Although the Erie Otters sniper never took off in his 2014 World Junior debut (1+3=4) en route to fourth place, he was full value at the 2015 World Juniors in Montreal and Toronto. With 11 points and a tournament all-star berth alongside fellow gold-medalist forwards Reinhart and Max Domi, McDavid made Edmonton Oilers fans very happy that they had the #1 overall pick in June.

7) Laine Shoots to Thrill

Will we ever again see someone lead the U18 Worlds, the Finnish Liiga playoffs, the World Juniors, and the men’s Worlds in goals within just over a year? Doubtful. Yet that’s what Patrik Laine accomplished in 2015 and 2016 – and he was barely 18 by the time he was done. The Tappara Tampere gunner’s eight goals left him tied with Auston Matthews for tops at the U18 Worlds, where the U.S. outshot Finland 62-20 in a 2-1 gold-medal win in Zug, Switzerland. However, Laine would get payback on home ice in Helsinki.

At the 2016 World Juniors, the flashy right wing blew everyone’s mind on the top line with Sebastian Aho and Jesse Puljujarvi. He scored twice and added an assist in the thrilling 6-5 quarter-final ouster of Canada, and added a single in the 4-3 overtime win over Russia in the final, earning a tournament all-star berth. He finished tied with Matthews again for the tournament goals lead (seven). Today, with the Winnipeg Jets, Laine still has even more to give.

8) It’s Keller Time!

Wherever Clayton Keller plays, he puts on a show. That was true long before the nifty American forward secured his current eight-year, $57.2-million contract from the Arizona Coyotes.
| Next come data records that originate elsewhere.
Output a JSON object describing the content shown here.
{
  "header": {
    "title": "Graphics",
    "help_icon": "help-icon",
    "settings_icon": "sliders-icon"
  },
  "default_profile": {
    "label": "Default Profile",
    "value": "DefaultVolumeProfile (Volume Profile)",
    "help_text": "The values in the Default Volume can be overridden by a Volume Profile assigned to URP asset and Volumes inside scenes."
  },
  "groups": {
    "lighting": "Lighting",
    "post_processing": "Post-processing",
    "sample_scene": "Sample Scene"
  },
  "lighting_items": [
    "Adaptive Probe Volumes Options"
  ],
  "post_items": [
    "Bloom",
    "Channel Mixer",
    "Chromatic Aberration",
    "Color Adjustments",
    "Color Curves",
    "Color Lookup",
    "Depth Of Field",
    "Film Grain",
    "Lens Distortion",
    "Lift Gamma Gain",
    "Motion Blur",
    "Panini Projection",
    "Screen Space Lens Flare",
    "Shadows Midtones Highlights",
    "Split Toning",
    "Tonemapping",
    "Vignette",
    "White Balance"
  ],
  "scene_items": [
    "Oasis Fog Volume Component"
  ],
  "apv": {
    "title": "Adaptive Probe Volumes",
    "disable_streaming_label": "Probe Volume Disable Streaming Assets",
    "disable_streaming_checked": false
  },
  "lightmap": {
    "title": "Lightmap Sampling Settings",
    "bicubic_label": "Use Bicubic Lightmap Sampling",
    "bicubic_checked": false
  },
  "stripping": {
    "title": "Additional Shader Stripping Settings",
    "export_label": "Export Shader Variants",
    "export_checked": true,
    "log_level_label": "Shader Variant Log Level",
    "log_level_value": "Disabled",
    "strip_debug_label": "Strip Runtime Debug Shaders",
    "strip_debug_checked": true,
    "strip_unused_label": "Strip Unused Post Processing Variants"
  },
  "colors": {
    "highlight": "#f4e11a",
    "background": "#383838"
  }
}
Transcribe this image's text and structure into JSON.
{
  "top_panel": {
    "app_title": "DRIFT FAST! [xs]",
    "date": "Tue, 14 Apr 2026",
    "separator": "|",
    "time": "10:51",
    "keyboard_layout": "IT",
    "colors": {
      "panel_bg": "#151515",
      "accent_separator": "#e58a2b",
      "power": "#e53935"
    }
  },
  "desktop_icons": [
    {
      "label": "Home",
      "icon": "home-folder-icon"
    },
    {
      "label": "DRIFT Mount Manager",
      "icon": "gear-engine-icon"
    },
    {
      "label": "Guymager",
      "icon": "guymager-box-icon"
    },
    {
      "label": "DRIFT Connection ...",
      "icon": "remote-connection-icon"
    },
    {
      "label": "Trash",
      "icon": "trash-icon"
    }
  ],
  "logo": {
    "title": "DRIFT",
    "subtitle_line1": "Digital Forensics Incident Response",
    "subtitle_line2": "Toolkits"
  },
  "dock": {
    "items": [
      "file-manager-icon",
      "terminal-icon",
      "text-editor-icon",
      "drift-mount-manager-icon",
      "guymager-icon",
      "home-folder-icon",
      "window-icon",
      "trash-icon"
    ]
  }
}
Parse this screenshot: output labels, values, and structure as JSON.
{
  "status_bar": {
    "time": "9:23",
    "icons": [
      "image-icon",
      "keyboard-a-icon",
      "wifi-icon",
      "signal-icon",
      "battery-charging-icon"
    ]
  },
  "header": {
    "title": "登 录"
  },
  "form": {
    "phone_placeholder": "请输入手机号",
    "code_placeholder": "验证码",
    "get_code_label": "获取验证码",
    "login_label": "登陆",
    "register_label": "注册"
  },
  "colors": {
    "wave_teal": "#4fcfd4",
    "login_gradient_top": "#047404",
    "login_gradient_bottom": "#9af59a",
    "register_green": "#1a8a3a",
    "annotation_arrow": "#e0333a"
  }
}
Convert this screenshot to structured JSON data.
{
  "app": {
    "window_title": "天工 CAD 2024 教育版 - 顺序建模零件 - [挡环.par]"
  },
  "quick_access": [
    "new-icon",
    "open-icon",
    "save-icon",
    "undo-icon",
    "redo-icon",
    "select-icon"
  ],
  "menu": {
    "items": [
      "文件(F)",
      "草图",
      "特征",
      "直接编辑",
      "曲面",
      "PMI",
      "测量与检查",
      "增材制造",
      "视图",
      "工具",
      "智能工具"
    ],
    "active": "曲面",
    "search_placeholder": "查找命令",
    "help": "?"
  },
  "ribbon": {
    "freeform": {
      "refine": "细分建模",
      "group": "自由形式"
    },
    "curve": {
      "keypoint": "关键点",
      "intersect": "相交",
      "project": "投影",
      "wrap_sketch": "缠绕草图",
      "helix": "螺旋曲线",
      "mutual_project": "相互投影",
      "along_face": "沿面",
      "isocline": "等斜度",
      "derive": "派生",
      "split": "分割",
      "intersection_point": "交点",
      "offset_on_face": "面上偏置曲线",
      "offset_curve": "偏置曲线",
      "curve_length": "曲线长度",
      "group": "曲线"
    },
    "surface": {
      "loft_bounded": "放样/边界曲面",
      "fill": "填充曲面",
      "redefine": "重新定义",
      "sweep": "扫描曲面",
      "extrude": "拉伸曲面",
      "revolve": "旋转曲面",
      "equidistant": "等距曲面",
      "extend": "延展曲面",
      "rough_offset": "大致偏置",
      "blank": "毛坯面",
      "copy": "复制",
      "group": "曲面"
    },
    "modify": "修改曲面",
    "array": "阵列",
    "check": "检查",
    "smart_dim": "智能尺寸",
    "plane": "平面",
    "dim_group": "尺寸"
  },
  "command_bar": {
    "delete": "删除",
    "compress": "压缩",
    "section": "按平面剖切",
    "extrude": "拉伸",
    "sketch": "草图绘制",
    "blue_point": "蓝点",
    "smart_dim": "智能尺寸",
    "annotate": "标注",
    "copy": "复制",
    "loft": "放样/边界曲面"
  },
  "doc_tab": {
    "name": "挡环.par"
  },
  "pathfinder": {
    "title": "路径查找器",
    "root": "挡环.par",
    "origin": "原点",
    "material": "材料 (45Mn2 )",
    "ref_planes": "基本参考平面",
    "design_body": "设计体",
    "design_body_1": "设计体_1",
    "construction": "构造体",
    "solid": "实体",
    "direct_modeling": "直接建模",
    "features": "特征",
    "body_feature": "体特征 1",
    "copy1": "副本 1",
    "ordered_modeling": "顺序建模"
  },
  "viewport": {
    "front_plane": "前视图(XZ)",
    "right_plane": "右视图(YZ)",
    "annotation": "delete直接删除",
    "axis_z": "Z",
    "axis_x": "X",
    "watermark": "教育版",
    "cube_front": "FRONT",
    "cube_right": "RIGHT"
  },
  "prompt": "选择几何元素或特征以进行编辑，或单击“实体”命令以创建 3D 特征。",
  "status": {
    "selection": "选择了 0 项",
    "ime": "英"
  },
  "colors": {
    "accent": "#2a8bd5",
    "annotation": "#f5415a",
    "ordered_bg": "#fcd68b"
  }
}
He won gold in his 2015 U18 Worlds debut with nine points. And although the U.S. settled for home-ice bronze in Grand Forks, North Dakota the following year, this USNTDP-trained talent was named the MVP with his tournament-leading 10 assists.

Keller stepped up again in his first World Juniors in Toronto and Montreal in 2017. He led America with 14 points, registering a point in all three elimination games en route to his country’s third gold medal of the decade. If the U.S. breaks its World Championship drought dating back to 1933 in the near future, Keller will likely be involved.

9) Finnish Fans Are Liking Luukkonen

The towering Ukko-Pekka Luukkonen models his play on Pekka Rinne, who was recently named the goaltender of the Men’s All-Decade Team on this website. While the 21-year-old Buffalo Sabres prospect from Espoo has yet to prove himself in senior competition, he dazzled as a teen.

At the 2016 U18 Worlds, Luukkonen unexpectedly took over the starter’s job for the playoffs when Leevi Laakso fell ill. After Finland’s 6-1 gold-medal victory over the Swedes, the HPK product was named to the tournament all-star team. While he was admittedly mediocre in his first World Juniors (2018, sixth place), he more than made up for it in Vancouver and Victoria the following year. Posting a 1.80 GAA and 93.2 save percentage, he backstopped Finland to its third gold medal in six years with a 3-2 final upset over the Americans.

10) Tolvanen Good as Gold

The jury is still out on Eeli Tolvanen’s NHL future with Nashville, but he’s already proved how deadly his hair-trigger shot can be with the KHL’s Jokerit Helsinki (19 goals in 2017-18) and at the 2018 Olympics (3+6=9). The stocky winger laid the groundwork with his prowess at the 2016 U18 Worlds, where he paced the golden Finnish squad with a tournament-high seven goals.

Objectively, Tolvanen was not nearly as productive at his three consecutive World Juniors. Out of his 16 career points in 18 games, only three were goals. However, he did emerge victorious in 2019. Tolvanen set up perhaps the most famously flukey goal in Finnish U20 history in the 2-1 quarter-final victory versus host Canada, as his last-minute centering pass from behind the net bounced in off Aleksi Heponiemi’s left shin and sent his team to overtime.